Respiratory systems 
In most fish respiration takes place through gills. Lungfish, however, possess one or two lungs. The labyrinth fish have developed a special organ that allows them to take advantage of the oxygen of the air, but is not a true lung.
Mollusks generally possess gills that allow exchange of oxygen from an aqueous environment into the circulatory system. These animals also possess a heart that pumps blood which contains hemocyaninine as its oxygen-capturing molecule. Therefore, this respiratory system is similar to that of vertebrate fish. The respiratory system of gastropods can include either gills or a lung.
Aquatic reptiles 
The anatomical structure of the lungs is less complex in reptiles than in mammals, with reptiles lacking the very extensive airway tree structure found in mammalian lungs. Gas exchange in reptiles still occurs in alveoli however, reptiles do not possess a diaphragm. Thus, breathing occurs via a change in the volume of the body cavity which is controlled by contraction of intercostal muscles in all reptiles except turtles. In turtles, contraction of specific pairs of flank muscles governs inspiration or expiration.
See also reptiles for more detailed descriptions of the respiratory system in these animals.
Both the lungs and the skin serve as respiratory organs in amphibians. The skin of these animals is highly vascularized and moist, with moisture maintained via secretion of mucus from specialized cells. While the lungs are of primary importance to breathing control, the skin's unique properties aid rapid gas exchange when amphibians are submerged in oxygen-rich water.
Aquatic birds 
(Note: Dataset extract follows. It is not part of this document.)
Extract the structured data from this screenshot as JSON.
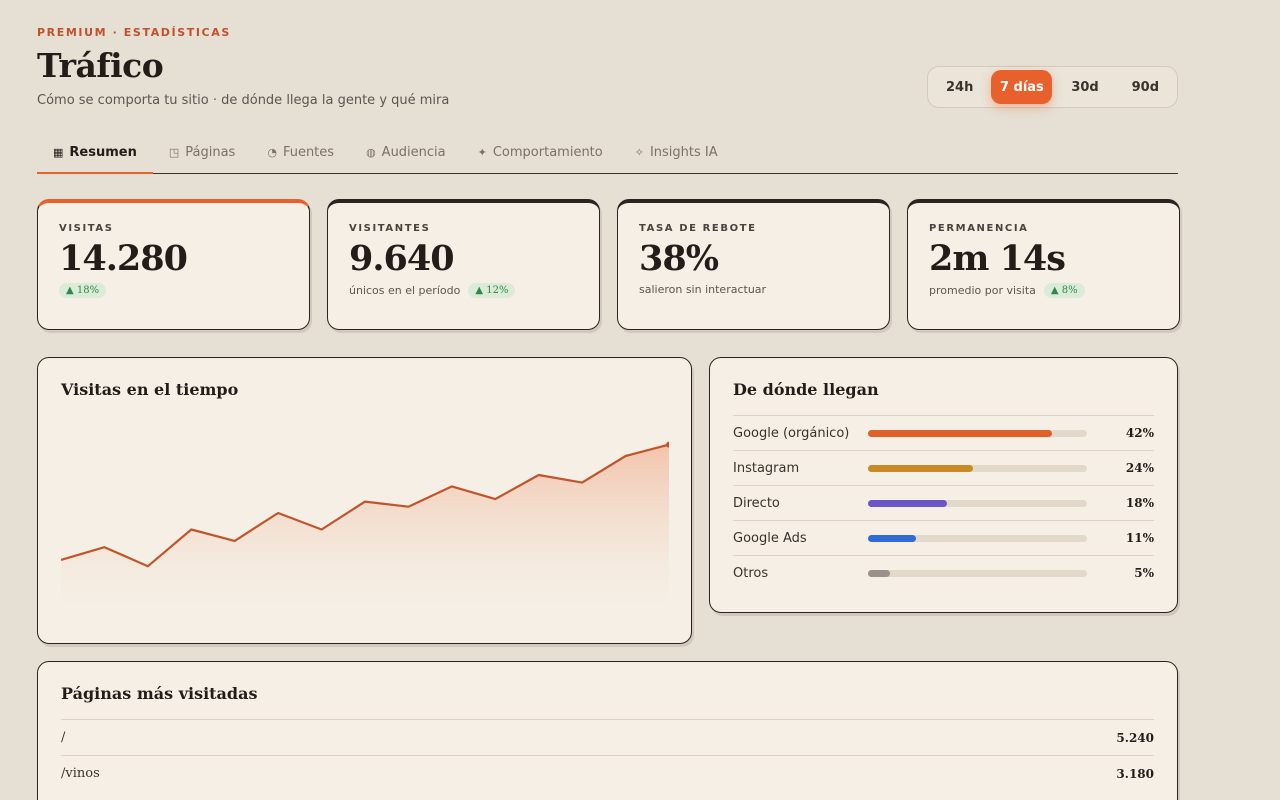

The respiratory system of birds differs significantly from that found in mammals, containing unique anatomical features such as air sacs. The lungs of birds also do not have the capacity to inflate as birds lack a diaphragm and a pleural cavity. Gas exchange in birds occurs between air capillaries and blood capillaries, rather than in alveoli. See Avian respiratory system for a detailed description of these and other features.
- A large surface area to allow as much oxygen to enter the gills as possible due to the fact that more of the gas comes into contact with the membrane
- Good blood supply to maintain the concentration gradient needed
- Thin membrane to allow for a short diffusion pathway
- each gill arch has two rows (hemibranchs) of gill filaments
- each gill filament has many lamellae
In osteichthyes, the gills contain 4 gill arches on each side of the head, two on each side for chondrichthyes or 7 gill baskets on each side of the fish's head in Lampreys In fish, the long bony cover for the gill (the operculum) can be used for pushing water. Some fish pump water using the operculum. Without an operculum, other methods, such as ventilation, are required. Some species of sharks use this system. When they swim, water flows into the mouth and across the gills. Because these sharks rely on this technique, they must keep swimming in order to respire.
Bony fish use countercurrent flow to maximize the intake of oxygen that can diffuse through the gill. Countercurrent flow occurs when deoxygenated blood moves through the gill in one direction while oxygenated water moves through the gill in the opposite direction. This mechanism maintains the concentration gradient thus increasing the efficiency of the respiration process as well and prevents the oxygen levels from reaching an equilibrium. Cartilaginous fish do not have a countercurrent flow system as they lack bones which are needed to have the opened out gill that bony fish have.
Control of respiration 
Scientists have investigated what part of the body is responsible for maintaining the respiratory rhythm. They found that neurons located in the brainstem of fish are responsible for the genesis of the respiratory rhythm. The position of these neurons is slightly different from the centers of respiratory genesis in mammals but they are located in the same brain compartment, which has caused debates about the homology of respiratory centers between aquatic and terrestrial species. In both aquatic and terrestrial respiration, the exact mechanisms by which neurons can generate this involuntary rhythm are still not completely understood (see Involuntary control of respiration).
Another important feature of the respiratory rhythm is that it is modulated to adapt to the oxygen consumption of the body. As observed in mammals, fish “breathe” faster and heavier when they do physical exercise. The mechanisms by which these changes occur have been strongly debated over more than 100 years between scientists. The authors can be classified in 2 schools:
1. Those who think that the major part of the respiratory changes are pre-programmed in the brain, which would imply that neurons from locomotion centers of the brain connect to respiratory centers in anticipation of movements.
2. Those who think that the major part of the respiratory changes result from the detection of muscle contraction, and that respiration is adapted as a consequence of muscular contraction and oxygen consumption. This would imply that the brain possesses some kind of detection mechanisms that would trigger a respiratory response when muscular contraction occurs.
Many now agree that both mechanisms are probably present and complementary, or working alongside a mechanism that can detect changes in oxygen and/or carbon dioxide blood saturation.
See also 
- Anaerobic respiration
- Cellular respiration
- Control of respiration
- Ecosystem respiration
- Maintenance respiration
- Respiration (physiology)
- Respiratory system